▶ _DIRECTIONS FOR THIS TASK_: In this exercise, print only the lines from the line with "Convert this screenshot" to the last line of the data below, inclusive. Any pictures should be left out.

▶ _RECORDED DATA_:
--------

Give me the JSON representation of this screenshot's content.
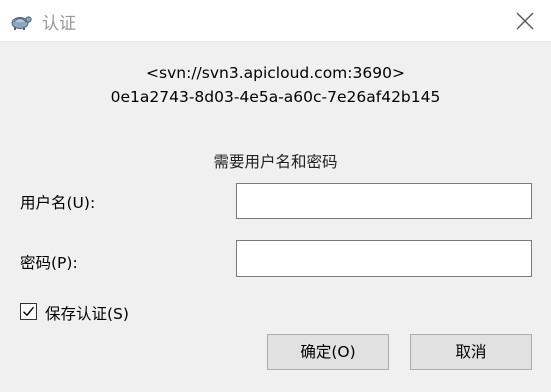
{
  "window": {
    "title": "认证",
    "app_icon": "tortoise-svn-icon",
    "close_icon": "close-icon"
  },
  "repository": {
    "url": "<svn://svn3.apicloud.com:3690>",
    "uuid": "0e1a2743-8d03-4e5a-a60c-7e26af42b145"
  },
  "prompt": "需要用户名和密码",
  "form": {
    "username_label": "用户名(U):",
    "username_value": "",
    "password_label": "密码(P):",
    "password_value": ""
  },
  "save_auth": {
    "label": "保存认证(S)",
    "checked": true
  },
  "buttons": {
    "ok_label": "确定(O)",
    "cancel_label": "取消"
  },
  "colors": {
    "title_text": "#999999",
    "titlebar_bg": "#ffffff",
    "dialog_bg": "#f0f0f0",
    "button_bg": "#e1e1e1"
  }
}
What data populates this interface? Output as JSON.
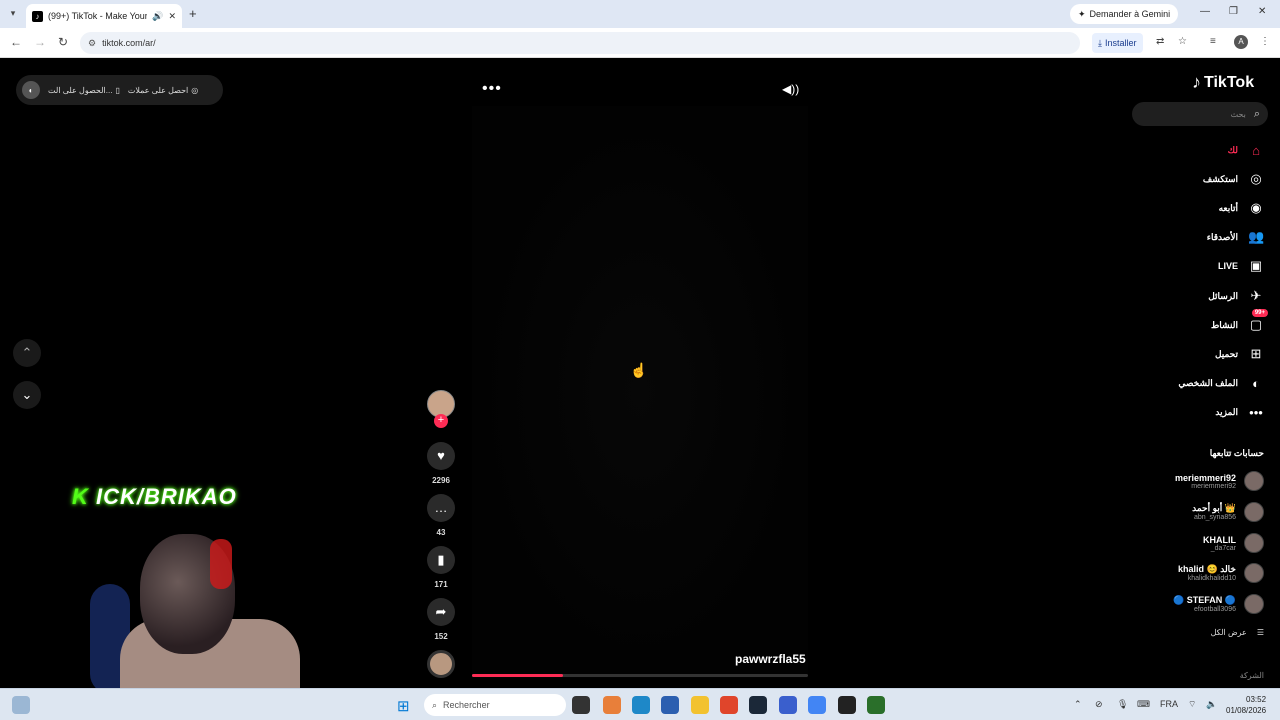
{
  "browser": {
    "tab_title": "(99+) TikTok - Make Your D…",
    "new_tab": "+",
    "gemini_label": "Demander à Gemini",
    "url": "tiktok.com/ar/",
    "install_label": "Installer",
    "profile_initial": "A"
  },
  "page": {
    "pill_get_coins": "احصل على عملات",
    "pill_get": "الحصول على الت...",
    "more_dots": "•••",
    "video_username": "pawwrzfla55",
    "progress_fraction": 0.27,
    "nav_up": "⌃",
    "nav_down": "⌄"
  },
  "actions": {
    "likes": "2296",
    "comments": "43",
    "saves": "171",
    "shares": "152"
  },
  "overlay": {
    "kick_prefix": "K",
    "kick_rest": " ICK/BRIKAO"
  },
  "sidebar": {
    "logo": "TikTok",
    "search_placeholder": "بحث",
    "items": [
      {
        "label": "لك",
        "icon": "⌂",
        "active": true
      },
      {
        "label": "استكشف",
        "icon": "◎"
      },
      {
        "label": "أتابعه",
        "icon": "◉"
      },
      {
        "label": "الأصدقاء",
        "icon": "👥"
      },
      {
        "label": "LIVE",
        "icon": "▣"
      },
      {
        "label": "الرسائل",
        "icon": "✈"
      },
      {
        "label": "النشاط",
        "icon": "▢",
        "badge": "99+"
      },
      {
        "label": "تحميل",
        "icon": "⊞"
      },
      {
        "label": "الملف الشخصي",
        "icon": "◐"
      },
      {
        "label": "المزيد",
        "icon": "•••"
      }
    ],
    "following_title": "حسابات تتابعها",
    "accounts": [
      {
        "nick": "meriemmeri92",
        "user": "meriemmeri92"
      },
      {
        "nick": "أبو أحمد 👑",
        "user": "abn_syria856"
      },
      {
        "nick": "KHALIL",
        "user": "_da7car"
      },
      {
        "nick": "khalid 😊 خالد",
        "user": "khalidkhalidd10"
      },
      {
        "nick": "🔵 STEFAN 🔵",
        "user": "efootball3096"
      }
    ],
    "see_all": "عرض الكل",
    "company": "الشركة"
  },
  "taskbar": {
    "search_label": "Rechercher",
    "lang": "FRA",
    "time": "03:52",
    "date": "01/08/2026"
  },
  "colors": {
    "accent": "#fe2c55",
    "kick_green": "#53fc18"
  }
}
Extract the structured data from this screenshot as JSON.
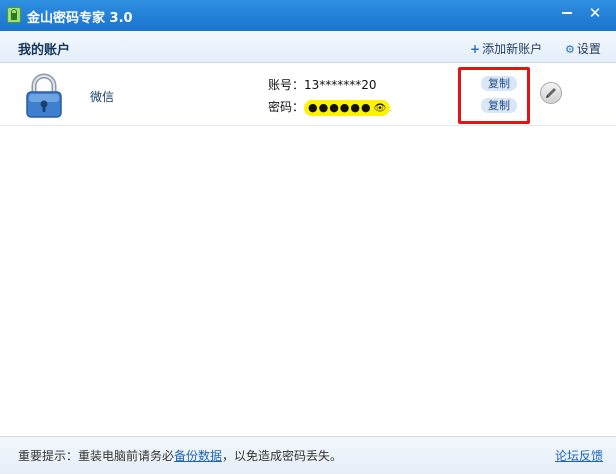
{
  "window": {
    "title": "金山密码专家 3.0",
    "minimize_icon": "minimize-icon",
    "close_icon": "close-icon",
    "close_glyph": "✕"
  },
  "header": {
    "title": "我的账户",
    "add_account_label": "添加新账户",
    "settings_label": "设置",
    "plus_glyph": "+",
    "gear_glyph": "⚙"
  },
  "accounts": [
    {
      "name": "微信",
      "username_label": "账号：",
      "username_value": "13*******20",
      "password_label": "密码：",
      "password_mask": "●●●●●●",
      "eye_glyph": "👁",
      "copy_label": "复制",
      "icon": "lock-icon"
    }
  ],
  "footer": {
    "tip_prefix": "重要提示：重装电脑前请务必",
    "tip_link": "备份数据",
    "tip_suffix": "，以免造成密码丢失。",
    "feedback_label": "论坛反馈"
  },
  "colors": {
    "titlebar": "#1a73cf",
    "highlight": "#e31414",
    "password_mask_bg": "#fff200"
  }
}
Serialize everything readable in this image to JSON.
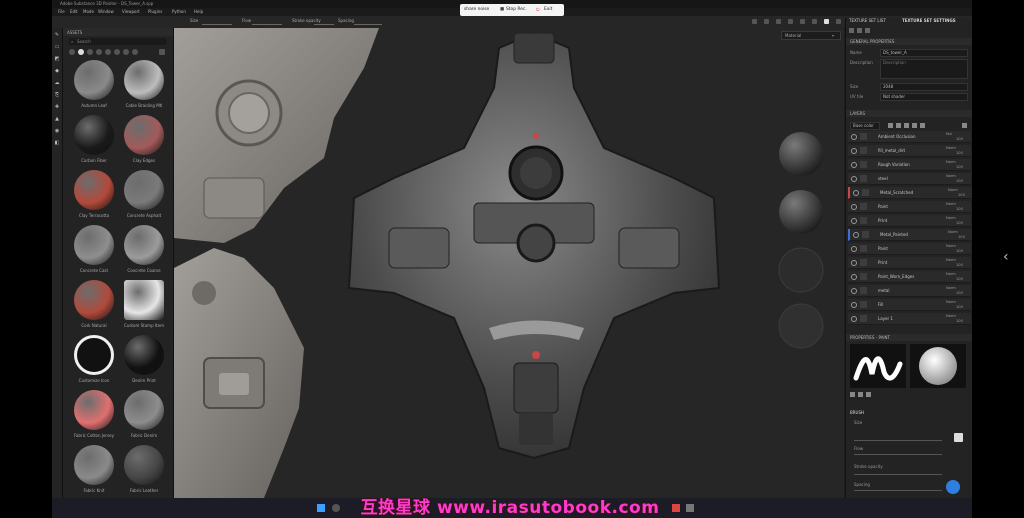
{
  "titlebar": {
    "title": "Adobe Substance 3D Painter - DS_Tower_A.spp"
  },
  "menu": [
    "File",
    "Edit",
    "Mode",
    "Window",
    "Viewport",
    "Plugins",
    "Python",
    "Help"
  ],
  "toolbar": {
    "size_label": "Size",
    "flow_label": "Flow",
    "stroke_opacity_label": "Stroke opacity",
    "spacing_label": "Spacing"
  },
  "recording": {
    "status": "share noise",
    "stop_label": "Stop Rec.",
    "exit_label": "Exit"
  },
  "assets": {
    "panel_title": "ASSETS",
    "search_placeholder": "Search",
    "items": [
      {
        "label": "Autumn Leaf",
        "color": "#8a8a8a",
        "icon": "leaf"
      },
      {
        "label": "Cable Braiding Mtl",
        "color": "#bdbdbd",
        "icon": "sphere"
      },
      {
        "label": "Carbon Fiber",
        "color": "#1a1a1a",
        "icon": "sphere"
      },
      {
        "label": "Clay Edges",
        "color": "#a35a5a",
        "icon": "sphere"
      },
      {
        "label": "Clay Terracotta",
        "color": "#b3493a",
        "icon": "sphere"
      },
      {
        "label": "Concrete Asphalt",
        "color": "#7a7a7a",
        "icon": "sphere"
      },
      {
        "label": "Concrete Cast",
        "color": "#8e8e8e",
        "icon": "sphere"
      },
      {
        "label": "Concrete Coarse",
        "color": "#9b9b9b",
        "icon": "sphere"
      },
      {
        "label": "Cork Natural",
        "color": "#b04a3c",
        "icon": "sphere"
      },
      {
        "label": "Custom Stamp Item",
        "color": "#e6e6e6",
        "icon": "stamp"
      },
      {
        "label": "Customize Icon",
        "color": "#f0f0f0",
        "icon": "smiley"
      },
      {
        "label": "Denim Print",
        "color": "#111111",
        "icon": "sphere"
      },
      {
        "label": "Fabric Cotton Jersey",
        "color": "#e07070",
        "icon": "sphere"
      },
      {
        "label": "Fabric Denim",
        "color": "#8d8d8d",
        "icon": "sphere"
      },
      {
        "label": "Fabric Knit",
        "color": "#8a8a8a",
        "icon": "sphere"
      },
      {
        "label": "Fabric Leather",
        "color": "#454545",
        "icon": "sphere"
      }
    ]
  },
  "viewport": {
    "mode_label": "Material"
  },
  "right_panel": {
    "tab_texture_set_list": "TEXTURE SET LIST",
    "tab_texture_set_settings": "TEXTURE SET SETTINGS",
    "general_properties": "GENERAL PROPERTIES",
    "name_label": "Name",
    "name_value": "DS_tower_A",
    "description_label": "Description",
    "description_placeholder": "Description",
    "size_label": "Size",
    "size_value": "2048",
    "uv_label": "UV tile",
    "uv_value": "Not shader",
    "layers_title": "LAYERS",
    "layers_filter": "Base color",
    "layers": [
      {
        "name": "Ambient Occlusion",
        "blend": "Mul",
        "opacity": "100"
      },
      {
        "name": "fill_metal_dirt",
        "blend": "Norm",
        "opacity": "100"
      },
      {
        "name": "Rough Variation",
        "blend": "Norm",
        "opacity": "100"
      },
      {
        "name": "steel",
        "blend": "Norm",
        "opacity": "100"
      },
      {
        "name": "Metal_Scratched",
        "blend": "Norm",
        "opacity": "100"
      },
      {
        "name": "Paint",
        "blend": "Norm",
        "opacity": "100"
      },
      {
        "name": "Print",
        "blend": "Norm",
        "opacity": "100"
      },
      {
        "name": "Metal_Painted",
        "blend": "Norm",
        "opacity": "100"
      },
      {
        "name": "Paint",
        "blend": "Norm",
        "opacity": "100"
      },
      {
        "name": "Print",
        "blend": "Norm",
        "opacity": "100"
      },
      {
        "name": "Paint_Worn_Edges",
        "blend": "Norm",
        "opacity": "100"
      },
      {
        "name": "metal",
        "blend": "Norm",
        "opacity": "100"
      },
      {
        "name": "Fill",
        "blend": "Norm",
        "opacity": "100"
      },
      {
        "name": "Layer 1",
        "blend": "Norm",
        "opacity": "100"
      }
    ],
    "properties_title": "PROPERTIES - PAINT",
    "brush_label": "BRUSH",
    "size_prop": "Size",
    "flow_prop": "Flow",
    "opacity_prop": "Stroke opacity",
    "spacing_prop": "Spacing"
  },
  "watermark": "互换星球 www.irasutobook.com"
}
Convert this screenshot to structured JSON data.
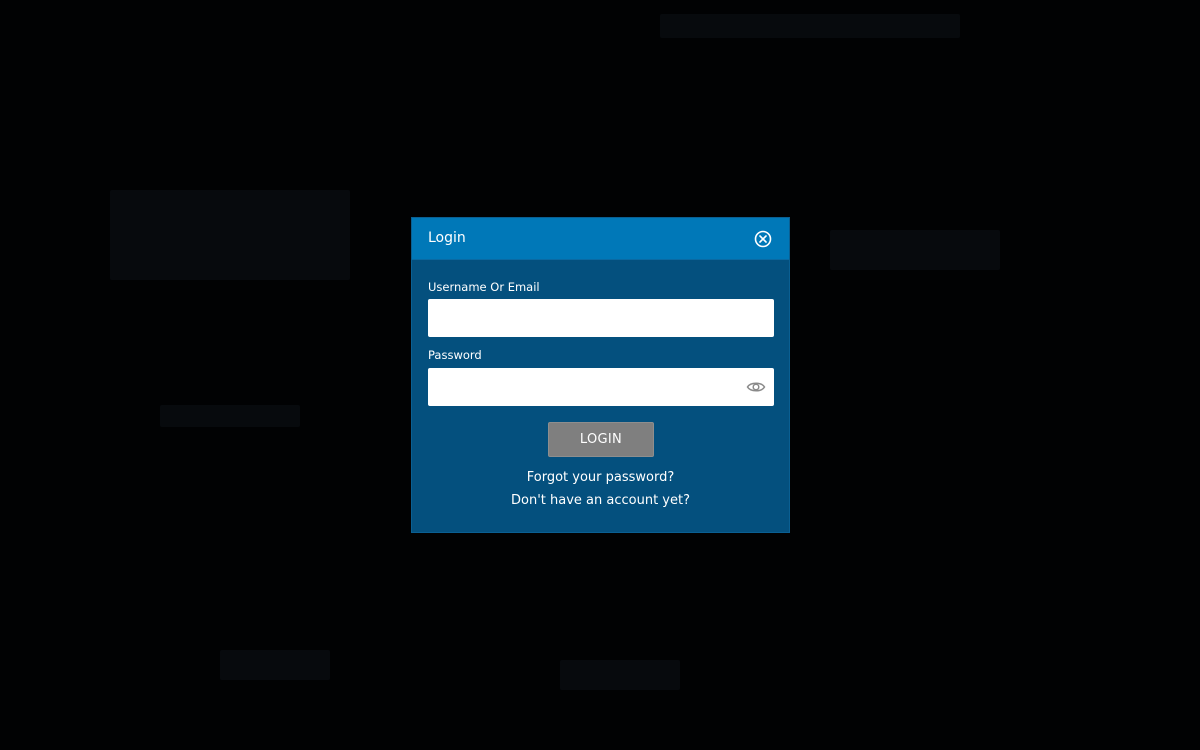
{
  "modal": {
    "title": "Login",
    "username_label": "Username Or Email",
    "username_value": "",
    "password_label": "Password",
    "password_value": "",
    "login_label": "LOGIN",
    "forgot_label": "Forgot your password?",
    "signup_label": "Don't have an account yet?"
  },
  "colors": {
    "header": "#0078b8",
    "body": "#04507e",
    "button": "#7f7f7f"
  },
  "icons": {
    "close": "close-circle-icon",
    "eye": "eye-icon"
  }
}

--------

▶ _ANSWER SPACE_:
Convert this screenshot to structured JSON data.
{
  "modal": {
    "title": "Login",
    "username_label": "Username Or Email",
    "username_value": "",
    "password_label": "Password",
    "password_value": "",
    "login_label": "LOGIN",
    "forgot_label": "Forgot your password?",
    "signup_label": "Don't have an account yet?"
  },
  "colors": {
    "header": "#0078b8",
    "body": "#04507e",
    "button": "#7f7f7f"
  },
  "icons": {
    "close": "close-circle-icon",
    "eye": "eye-icon"
  }
}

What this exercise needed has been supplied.